** Stored data follows **

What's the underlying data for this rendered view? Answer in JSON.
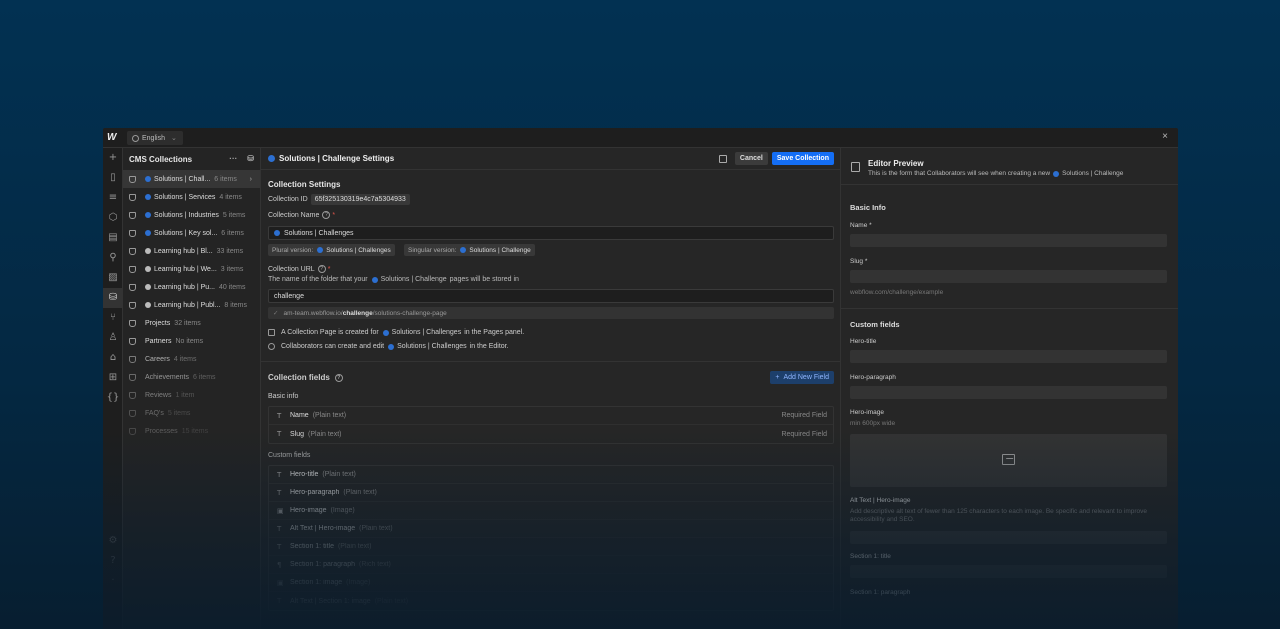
{
  "topbar": {
    "language": "English",
    "close": "×",
    "logo": "W"
  },
  "rail": {
    "icons": [
      "add-icon",
      "pages-icon",
      "navigator-icon",
      "components-icon",
      "styles-icon",
      "variables-icon",
      "assets-icon",
      "cms-icon",
      "logic-icon",
      "users-icon",
      "ecommerce-icon",
      "apps-icon",
      "code-icon"
    ]
  },
  "collections": {
    "title": "CMS Collections",
    "more": "···",
    "items": [
      {
        "name": "Solutions | Chall...",
        "count": "6 items",
        "dot": "#2c6fd1"
      },
      {
        "name": "Solutions | Services",
        "count": "4 items",
        "dot": "#2c6fd1"
      },
      {
        "name": "Solutions | Industries",
        "count": "5 items",
        "dot": "#2c6fd1"
      },
      {
        "name": "Solutions | Key sol...",
        "count": "6 items",
        "dot": "#2c6fd1"
      },
      {
        "name": "Learning hub | Bl...",
        "count": "33 items",
        "dot": "#bbbbbb"
      },
      {
        "name": "Learning hub | We...",
        "count": "3 items",
        "dot": "#bbbbbb"
      },
      {
        "name": "Learning hub | Pu...",
        "count": "40 items",
        "dot": "#bbbbbb"
      },
      {
        "name": "Learning hub | Publ...",
        "count": "8 items",
        "dot": "#bbbbbb"
      },
      {
        "name": "Projects",
        "count": "32 items"
      },
      {
        "name": "Partners",
        "count": "No items"
      },
      {
        "name": "Careers",
        "count": "4 items"
      },
      {
        "name": "Achievements",
        "count": "6 items"
      },
      {
        "name": "Reviews",
        "count": "1 item"
      },
      {
        "name": "FAQ's",
        "count": "5 items"
      },
      {
        "name": "Processes",
        "count": "15 items"
      }
    ]
  },
  "main": {
    "title": "Solutions | Challenge Settings",
    "cancel": "Cancel",
    "save": "Save Collection",
    "settings_title": "Collection Settings",
    "collection_id_label": "Collection ID",
    "collection_id": "65f325130319e4c7a5304933",
    "name_label": "Collection Name",
    "name_value": "Solutions | Challenges",
    "plural_label": "Plural version:",
    "plural_value": "Solutions | Challenges",
    "singular_label": "Singular version:",
    "singular_value": "Solutions | Challenge",
    "url_label": "Collection URL",
    "url_help_pre": "The name of the folder that your",
    "url_help_name": "Solutions | Challenge",
    "url_help_post": "pages will be stored in",
    "url_value": "challenge",
    "url_preview_pre": "am-team.webflow.io/",
    "url_preview_bold": "challenge",
    "url_preview_post": "/solutions-challenge-page",
    "note1_pre": "A Collection Page is created for",
    "note1_name": "Solutions | Challenges",
    "note1_post": "in the Pages panel.",
    "note2_pre": "Collaborators can create and edit",
    "note2_name": "Solutions | Challenges",
    "note2_post": "in the Editor.",
    "fields_title": "Collection fields",
    "add_field": "Add New Field",
    "basic_info": "Basic info",
    "basic_fields": [
      {
        "name": "Name",
        "type": "(Plain text)",
        "req": "Required Field"
      },
      {
        "name": "Slug",
        "type": "(Plain text)",
        "req": "Required Field"
      }
    ],
    "custom_fields_label": "Custom fields",
    "custom_fields": [
      {
        "icon": "T",
        "name": "Hero-title",
        "type": "(Plain text)"
      },
      {
        "icon": "T",
        "name": "Hero-paragraph",
        "type": "(Plain text)"
      },
      {
        "icon": "▣",
        "name": "Hero-image",
        "type": "(Image)"
      },
      {
        "icon": "T",
        "name": "Alt Text | Hero-image",
        "type": "(Plain text)"
      },
      {
        "icon": "T",
        "name": "Section 1: title",
        "type": "(Plain text)"
      },
      {
        "icon": "¶",
        "name": "Section 1: paragraph",
        "type": "(Rich text)"
      },
      {
        "icon": "▣",
        "name": "Section 1: image",
        "type": "(Image)"
      },
      {
        "icon": "T",
        "name": "Alt Text | Section 1: image",
        "type": "(Plain text)"
      }
    ]
  },
  "preview": {
    "title": "Editor Preview",
    "subtitle_pre": "This is the form that Collaborators will see when creating a new",
    "subtitle_name": "Solutions | Challenge",
    "basic_info": "Basic Info",
    "name_label": "Name *",
    "slug_label": "Slug *",
    "slug_hint": "webflow.com/challenge/example",
    "custom_fields": "Custom fields",
    "hero_title": "Hero-title",
    "hero_paragraph": "Hero-paragraph",
    "hero_image": "Hero-image",
    "hero_image_hint": "min 600px wide",
    "alt_label": "Alt Text | Hero-image",
    "alt_hint": "Add descriptive alt text of fewer than 125 characters to each image. Be specific and relevant to improve accessibility and SEO.",
    "section1_title": "Section 1: title",
    "section1_paragraph": "Section 1: paragraph"
  },
  "colors": {
    "accent": "#146ef5",
    "collection_dot": "#2c6fd1",
    "background": "#023152"
  }
}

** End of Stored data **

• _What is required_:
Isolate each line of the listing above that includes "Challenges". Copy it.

• _Response to the exercise_:
    "name_value": "Solutions | Challenges",
    "plural_value": "Solutions | Challenges",
    "note1_name": "Solutions | Challenges",
    "note2_name": "Solutions | Challenges",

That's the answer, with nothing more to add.